(Interface dataset entries)
--

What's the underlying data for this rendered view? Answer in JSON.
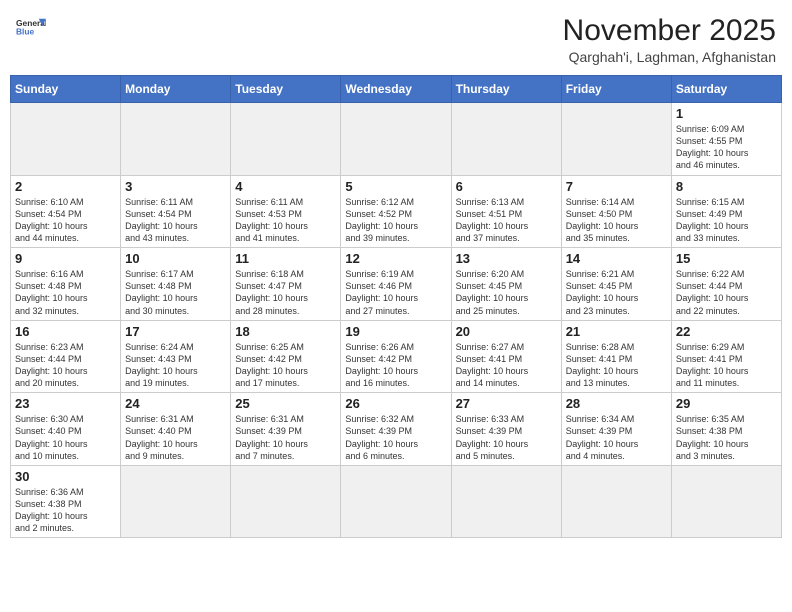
{
  "logo": {
    "text_general": "General",
    "text_blue": "Blue"
  },
  "header": {
    "month_year": "November 2025",
    "location": "Qarghah'i, Laghman, Afghanistan"
  },
  "weekdays": [
    "Sunday",
    "Monday",
    "Tuesday",
    "Wednesday",
    "Thursday",
    "Friday",
    "Saturday"
  ],
  "days": [
    {
      "date": "",
      "info": ""
    },
    {
      "date": "",
      "info": ""
    },
    {
      "date": "",
      "info": ""
    },
    {
      "date": "",
      "info": ""
    },
    {
      "date": "",
      "info": ""
    },
    {
      "date": "",
      "info": ""
    },
    {
      "date": "1",
      "info": "Sunrise: 6:09 AM\nSunset: 4:55 PM\nDaylight: 10 hours\nand 46 minutes."
    },
    {
      "date": "2",
      "info": "Sunrise: 6:10 AM\nSunset: 4:54 PM\nDaylight: 10 hours\nand 44 minutes."
    },
    {
      "date": "3",
      "info": "Sunrise: 6:11 AM\nSunset: 4:54 PM\nDaylight: 10 hours\nand 43 minutes."
    },
    {
      "date": "4",
      "info": "Sunrise: 6:11 AM\nSunset: 4:53 PM\nDaylight: 10 hours\nand 41 minutes."
    },
    {
      "date": "5",
      "info": "Sunrise: 6:12 AM\nSunset: 4:52 PM\nDaylight: 10 hours\nand 39 minutes."
    },
    {
      "date": "6",
      "info": "Sunrise: 6:13 AM\nSunset: 4:51 PM\nDaylight: 10 hours\nand 37 minutes."
    },
    {
      "date": "7",
      "info": "Sunrise: 6:14 AM\nSunset: 4:50 PM\nDaylight: 10 hours\nand 35 minutes."
    },
    {
      "date": "8",
      "info": "Sunrise: 6:15 AM\nSunset: 4:49 PM\nDaylight: 10 hours\nand 33 minutes."
    },
    {
      "date": "9",
      "info": "Sunrise: 6:16 AM\nSunset: 4:48 PM\nDaylight: 10 hours\nand 32 minutes."
    },
    {
      "date": "10",
      "info": "Sunrise: 6:17 AM\nSunset: 4:48 PM\nDaylight: 10 hours\nand 30 minutes."
    },
    {
      "date": "11",
      "info": "Sunrise: 6:18 AM\nSunset: 4:47 PM\nDaylight: 10 hours\nand 28 minutes."
    },
    {
      "date": "12",
      "info": "Sunrise: 6:19 AM\nSunset: 4:46 PM\nDaylight: 10 hours\nand 27 minutes."
    },
    {
      "date": "13",
      "info": "Sunrise: 6:20 AM\nSunset: 4:45 PM\nDaylight: 10 hours\nand 25 minutes."
    },
    {
      "date": "14",
      "info": "Sunrise: 6:21 AM\nSunset: 4:45 PM\nDaylight: 10 hours\nand 23 minutes."
    },
    {
      "date": "15",
      "info": "Sunrise: 6:22 AM\nSunset: 4:44 PM\nDaylight: 10 hours\nand 22 minutes."
    },
    {
      "date": "16",
      "info": "Sunrise: 6:23 AM\nSunset: 4:44 PM\nDaylight: 10 hours\nand 20 minutes."
    },
    {
      "date": "17",
      "info": "Sunrise: 6:24 AM\nSunset: 4:43 PM\nDaylight: 10 hours\nand 19 minutes."
    },
    {
      "date": "18",
      "info": "Sunrise: 6:25 AM\nSunset: 4:42 PM\nDaylight: 10 hours\nand 17 minutes."
    },
    {
      "date": "19",
      "info": "Sunrise: 6:26 AM\nSunset: 4:42 PM\nDaylight: 10 hours\nand 16 minutes."
    },
    {
      "date": "20",
      "info": "Sunrise: 6:27 AM\nSunset: 4:41 PM\nDaylight: 10 hours\nand 14 minutes."
    },
    {
      "date": "21",
      "info": "Sunrise: 6:28 AM\nSunset: 4:41 PM\nDaylight: 10 hours\nand 13 minutes."
    },
    {
      "date": "22",
      "info": "Sunrise: 6:29 AM\nSunset: 4:41 PM\nDaylight: 10 hours\nand 11 minutes."
    },
    {
      "date": "23",
      "info": "Sunrise: 6:30 AM\nSunset: 4:40 PM\nDaylight: 10 hours\nand 10 minutes."
    },
    {
      "date": "24",
      "info": "Sunrise: 6:31 AM\nSunset: 4:40 PM\nDaylight: 10 hours\nand 9 minutes."
    },
    {
      "date": "25",
      "info": "Sunrise: 6:31 AM\nSunset: 4:39 PM\nDaylight: 10 hours\nand 7 minutes."
    },
    {
      "date": "26",
      "info": "Sunrise: 6:32 AM\nSunset: 4:39 PM\nDaylight: 10 hours\nand 6 minutes."
    },
    {
      "date": "27",
      "info": "Sunrise: 6:33 AM\nSunset: 4:39 PM\nDaylight: 10 hours\nand 5 minutes."
    },
    {
      "date": "28",
      "info": "Sunrise: 6:34 AM\nSunset: 4:39 PM\nDaylight: 10 hours\nand 4 minutes."
    },
    {
      "date": "29",
      "info": "Sunrise: 6:35 AM\nSunset: 4:38 PM\nDaylight: 10 hours\nand 3 minutes."
    },
    {
      "date": "30",
      "info": "Sunrise: 6:36 AM\nSunset: 4:38 PM\nDaylight: 10 hours\nand 2 minutes."
    },
    {
      "date": "",
      "info": ""
    },
    {
      "date": "",
      "info": ""
    },
    {
      "date": "",
      "info": ""
    },
    {
      "date": "",
      "info": ""
    },
    {
      "date": "",
      "info": ""
    },
    {
      "date": "",
      "info": ""
    }
  ]
}
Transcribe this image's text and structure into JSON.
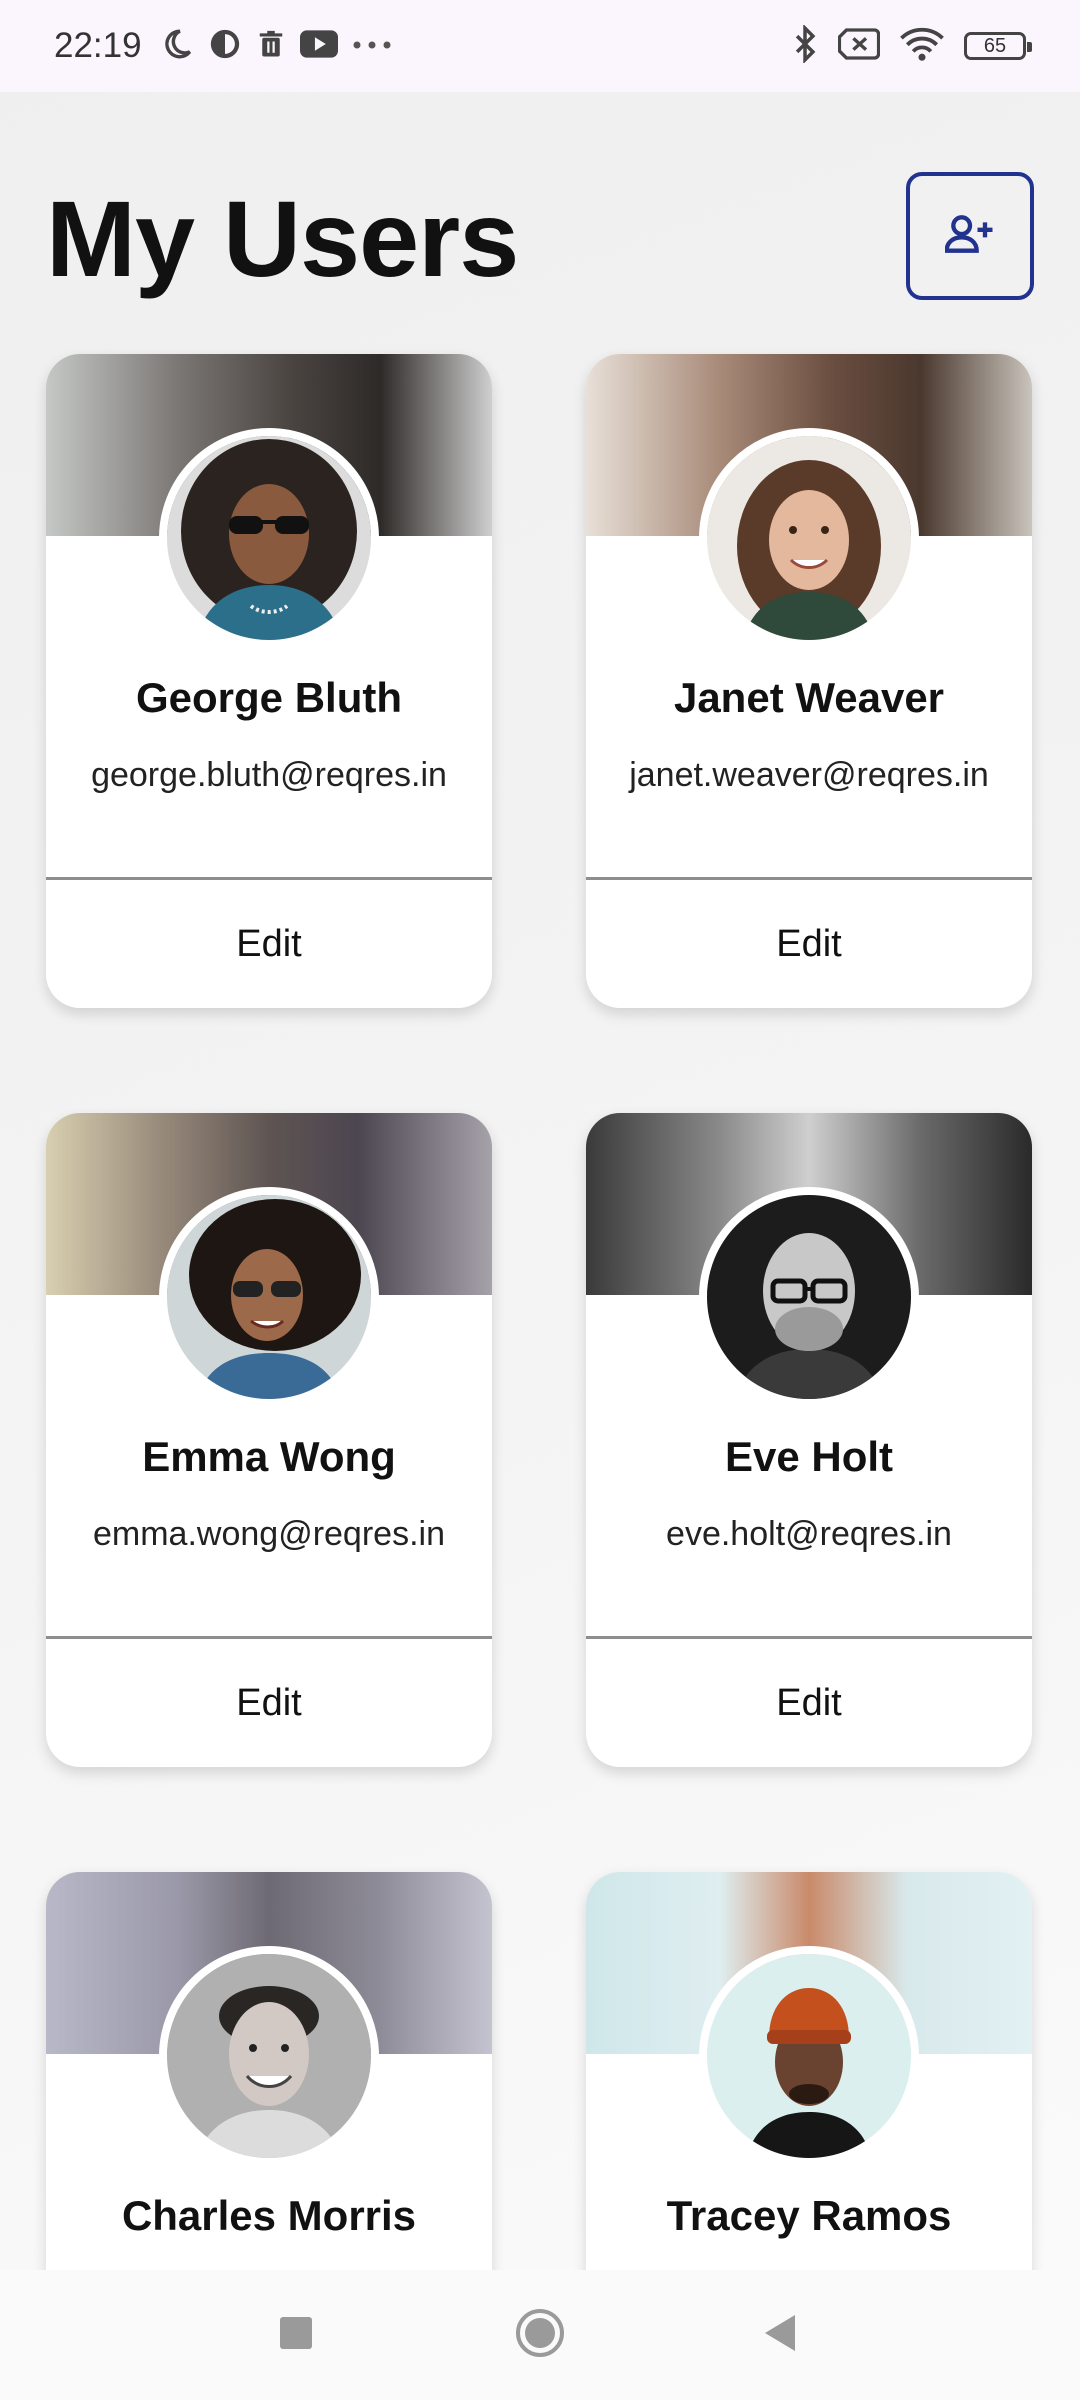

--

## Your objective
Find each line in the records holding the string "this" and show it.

## Answer section
What's the underlying data for this rendered view? Answer in JSON.
Transcribe this image's text and structure into JSON.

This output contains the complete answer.